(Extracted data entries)
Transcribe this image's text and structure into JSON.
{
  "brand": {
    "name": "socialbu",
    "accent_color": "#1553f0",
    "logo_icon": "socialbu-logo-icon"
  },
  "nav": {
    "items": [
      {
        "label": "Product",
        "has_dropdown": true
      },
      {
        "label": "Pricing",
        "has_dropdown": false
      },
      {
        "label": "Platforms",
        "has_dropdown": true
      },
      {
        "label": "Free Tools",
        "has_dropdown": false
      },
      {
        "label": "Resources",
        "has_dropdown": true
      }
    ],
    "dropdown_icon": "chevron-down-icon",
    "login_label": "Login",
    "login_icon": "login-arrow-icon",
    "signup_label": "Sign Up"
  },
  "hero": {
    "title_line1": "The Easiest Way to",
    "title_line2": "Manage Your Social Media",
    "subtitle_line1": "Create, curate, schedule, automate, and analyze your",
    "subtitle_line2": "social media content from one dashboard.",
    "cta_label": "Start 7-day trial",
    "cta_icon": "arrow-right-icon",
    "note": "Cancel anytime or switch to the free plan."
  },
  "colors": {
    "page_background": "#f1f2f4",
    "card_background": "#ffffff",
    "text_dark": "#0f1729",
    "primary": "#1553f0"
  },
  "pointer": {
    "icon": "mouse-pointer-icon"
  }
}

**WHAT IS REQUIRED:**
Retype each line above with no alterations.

**REPLY:**
Transcribe this image's text and structure into JSON.
{
  "brand": {
    "name": "socialbu",
    "accent_color": "#1553f0",
    "logo_icon": "socialbu-logo-icon"
  },
  "nav": {
    "items": [
      {
        "label": "Product",
        "has_dropdown": true
      },
      {
        "label": "Pricing",
        "has_dropdown": false
      },
      {
        "label": "Platforms",
        "has_dropdown": true
      },
      {
        "label": "Free Tools",
        "has_dropdown": false
      },
      {
        "label": "Resources",
        "has_dropdown": true
      }
    ],
    "dropdown_icon": "chevron-down-icon",
    "login_label": "Login",
    "login_icon": "login-arrow-icon",
    "signup_label": "Sign Up"
  },
  "hero": {
    "title_line1": "The Easiest Way to",
    "title_line2": "Manage Your Social Media",
    "subtitle_line1": "Create, curate, schedule, automate, and analyze your",
    "subtitle_line2": "social media content from one dashboard.",
    "cta_label": "Start 7-day trial",
    "cta_icon": "arrow-right-icon",
    "note": "Cancel anytime or switch to the free plan."
  },
  "colors": {
    "page_background": "#f1f2f4",
    "card_background": "#ffffff",
    "text_dark": "#0f1729",
    "primary": "#1553f0"
  },
  "pointer": {
    "icon": "mouse-pointer-icon"
  }
}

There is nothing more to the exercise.